Search

Some personal insights from last week




It's hard to know what to say or how to share with you guys. On the one hand I can murmur and tell you hard everything is, but 1) other people have difficulties as well, and 2) it wouldn't help you understand any better. How do you explain suffering? "Oh, I'm hot," or, "Oh, this hurts." None of that really helps you understand.


One of the the difficulties was I was attached to about 8 different wires----medi-port, EKG, pulse ox, not the least of which is the rectal thermometer. You feel like you're tied up. That's ok for a short while, but when you're not feeling great it's extra tough. Even rolling out of bed gets tough since you're trying to not get tangled.


The staff was great. They checked up on me hourly during the day, less frequently at night. The room was private, spacious, white and overlooked the garden behind the house.

My one real past time was listening to the unabridged Les Mis, though sometimes the story gets intense and negative and I didn't want to listen. The lack of distraction made it really difficult. We'll be better prepared for fever week next week with downloaded movies, downloaded talks and other books.


My diet has been completely simplified and it's still difficult to get things down. One of the nurses didn't understand that and ordered from a restaurant this incredible piece of salmon with mushroom sauce, potatoes and spinach on the side. But I couldn't handle even two bites of it. Alicia was the lucky beneficiary of that uneaten meal.

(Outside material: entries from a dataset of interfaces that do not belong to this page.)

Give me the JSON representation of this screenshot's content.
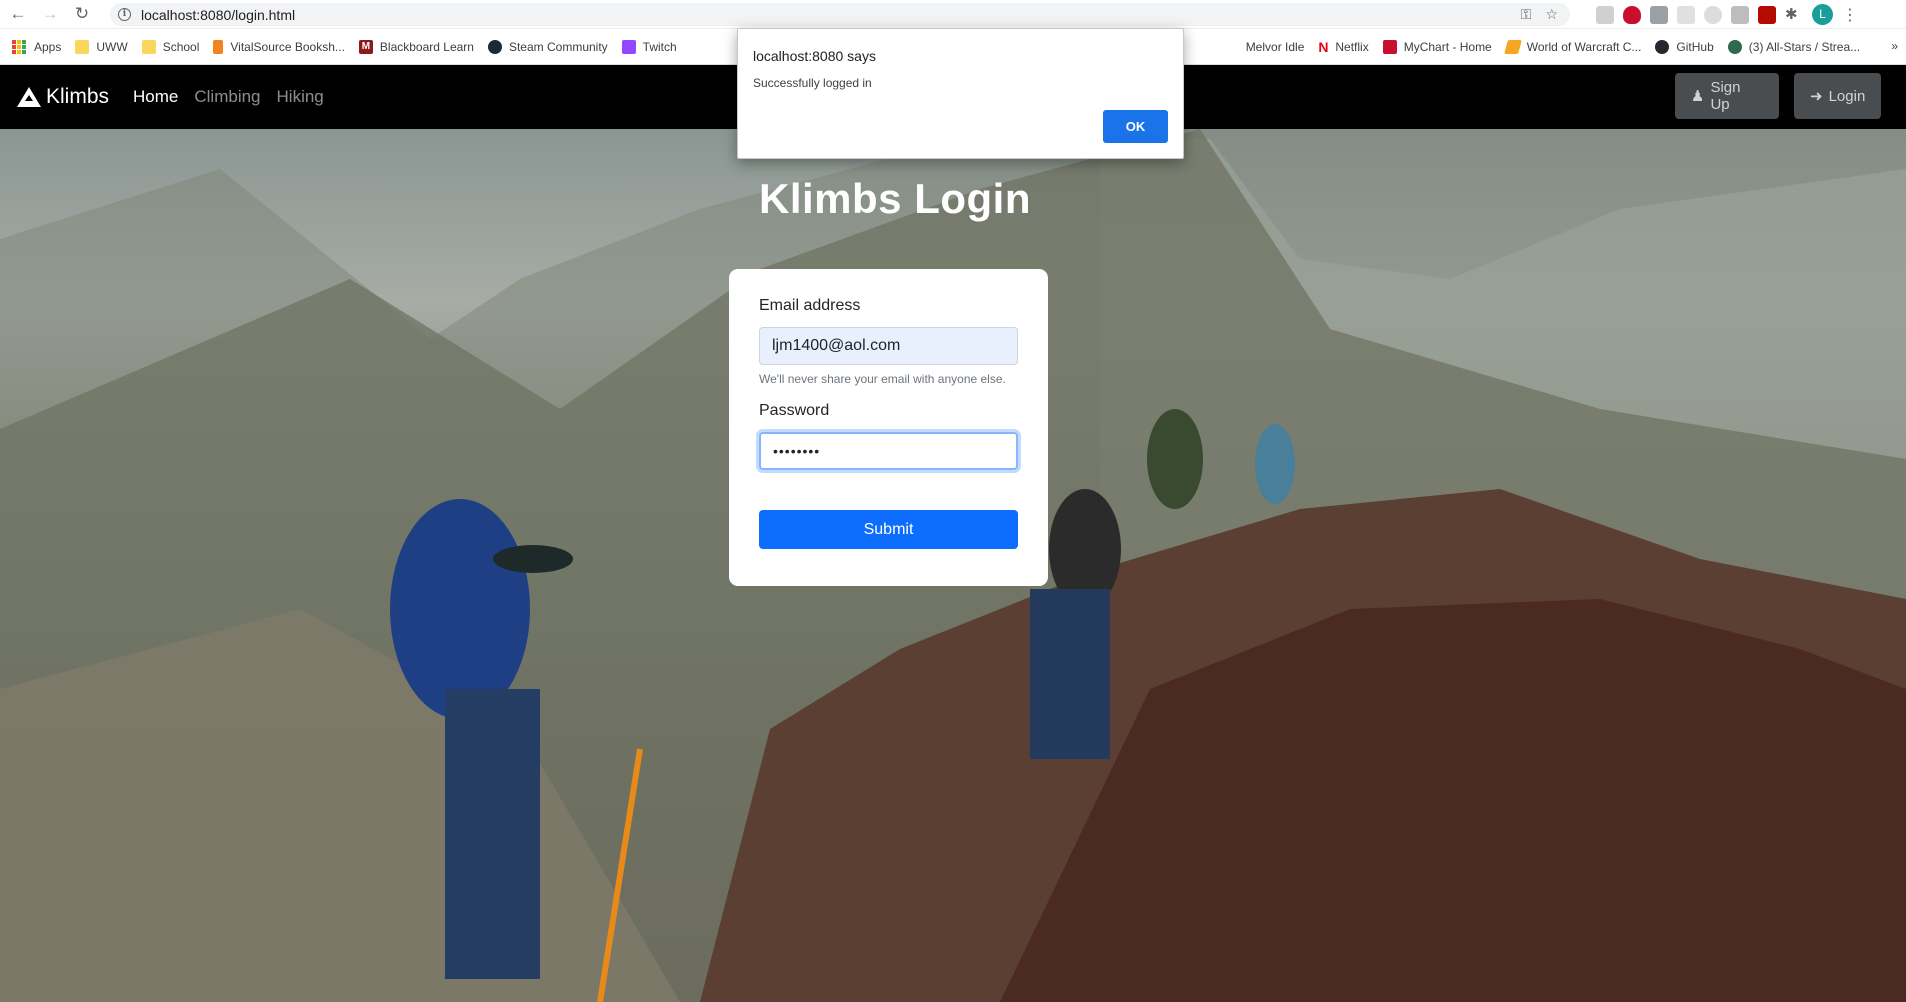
{
  "browser": {
    "url": "localhost:8080/login.html",
    "profile_initial": "L",
    "bookmarks": [
      {
        "label": "Apps"
      },
      {
        "label": "UWW"
      },
      {
        "label": "School"
      },
      {
        "label": "VitalSource Booksh..."
      },
      {
        "label": "Blackboard Learn"
      },
      {
        "label": "Steam Community"
      },
      {
        "label": "Twitch"
      },
      {
        "label": "Melvor Idle"
      },
      {
        "label": "Netflix"
      },
      {
        "label": "MyChart - Home"
      },
      {
        "label": "World of Warcraft C..."
      },
      {
        "label": "GitHub"
      },
      {
        "label": "(3) All-Stars / Strea..."
      }
    ]
  },
  "navbar": {
    "brand": "Klimbs",
    "links": [
      "Home",
      "Climbing",
      "Hiking"
    ],
    "signup_label": "Sign Up",
    "login_label": "Login"
  },
  "page": {
    "title": "Klimbs Login"
  },
  "form": {
    "email_label": "Email address",
    "email_value": "ljm1400@aol.com",
    "email_help": "We'll never share your email with anyone else.",
    "password_label": "Password",
    "password_value": "••••••••",
    "submit_label": "Submit"
  },
  "dialog": {
    "title": "localhost:8080 says",
    "message": "Successfully logged in",
    "ok_label": "OK"
  },
  "colors": {
    "primary": "#0d6efd",
    "navbar_bg": "#000000",
    "dialog_ok": "#1a73e8"
  }
}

Alicia's mentioned fever therapy to stimulate my immune system, but when you're at 40 C (104 F) it doesn't feel great. It doesn't hurt it's just uncomfortable. And when you're alone in this room it can get tedious. The fever began building at 9 AM on Tuesday and stayed at that level until 2 AM on Wednesday morning. Once my temperature reached 40 C it needed to go back down. It took over 5 hours for the fever to come back down. I was in my underwear all day, warm, and the Wifi wasn't working so I couldn't watch anything to distract me. You can imagine how often I stared at the monitor watching my temperate dropping so slowly. I'd look back after 20 minutes and it would creep back up to 29 C. But that's the nature of fevers. I tried not to look very often but I couldn't help it.


The second day, they only raised me to 39 C but again my response was so strong (a good thing) that I blasted right through 39.0 C to 39.4 C. They gave me medication to bring the fever down. In short, my body had a great response to this treatment but it made it less comfortable. Those who are more sickly have a hard time getting to 40.0 C or maintaining that temp. You can imagine what a blessed relief it was when my temp went down and I was free to go home.


The following day I was hoping for a day off but no, back to the clinic on Thursday for checkpoint inhibitors. The cancer cells were weakened by the fever so that's a good time to add Ipi + Nivo on board.


Those were the hardest two days of my life, and there were times during it that I wasn't sure I could get through it. My prayers, believe it or not, got even more intense (didn't know that was possible). But I made it through the week. I'm resting all weekend and I'll do it all again starting Monday morning.



3 comments